— WHAT THIS TASK INVOLVES —
Select from the data all lines with the word "Messkoffer".

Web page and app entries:
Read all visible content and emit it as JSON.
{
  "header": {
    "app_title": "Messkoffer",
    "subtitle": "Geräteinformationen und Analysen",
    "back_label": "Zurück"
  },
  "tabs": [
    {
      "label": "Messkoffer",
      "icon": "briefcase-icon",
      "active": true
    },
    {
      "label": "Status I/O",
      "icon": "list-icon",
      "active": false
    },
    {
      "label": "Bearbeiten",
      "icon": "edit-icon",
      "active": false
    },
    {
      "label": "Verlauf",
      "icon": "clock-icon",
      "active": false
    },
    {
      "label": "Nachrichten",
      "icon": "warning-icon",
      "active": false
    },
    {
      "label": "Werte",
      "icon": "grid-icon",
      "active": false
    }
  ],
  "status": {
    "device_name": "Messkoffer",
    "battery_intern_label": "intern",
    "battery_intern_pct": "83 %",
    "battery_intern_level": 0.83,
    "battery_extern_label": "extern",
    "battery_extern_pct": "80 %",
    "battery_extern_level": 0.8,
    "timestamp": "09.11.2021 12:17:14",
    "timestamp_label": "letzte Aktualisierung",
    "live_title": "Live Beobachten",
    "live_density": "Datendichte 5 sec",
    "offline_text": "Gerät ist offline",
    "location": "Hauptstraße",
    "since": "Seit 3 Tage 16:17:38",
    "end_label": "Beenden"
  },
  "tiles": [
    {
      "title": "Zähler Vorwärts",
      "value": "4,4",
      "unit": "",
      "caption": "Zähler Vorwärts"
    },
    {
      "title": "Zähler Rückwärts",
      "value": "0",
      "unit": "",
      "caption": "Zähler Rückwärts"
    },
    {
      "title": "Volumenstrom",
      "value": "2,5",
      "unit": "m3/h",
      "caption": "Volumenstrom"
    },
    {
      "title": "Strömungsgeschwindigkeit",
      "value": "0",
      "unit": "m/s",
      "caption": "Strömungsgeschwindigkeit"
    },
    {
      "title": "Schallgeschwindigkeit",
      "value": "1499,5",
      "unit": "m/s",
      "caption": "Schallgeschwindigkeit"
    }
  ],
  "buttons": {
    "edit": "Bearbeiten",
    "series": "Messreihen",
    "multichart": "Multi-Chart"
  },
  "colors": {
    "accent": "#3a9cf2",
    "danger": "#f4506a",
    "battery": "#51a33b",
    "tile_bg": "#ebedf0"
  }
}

— WRITTEN RESPONSE —
    "app_title": "Messkoffer",
      "label": "Messkoffer",
    "device_name": "Messkoffer",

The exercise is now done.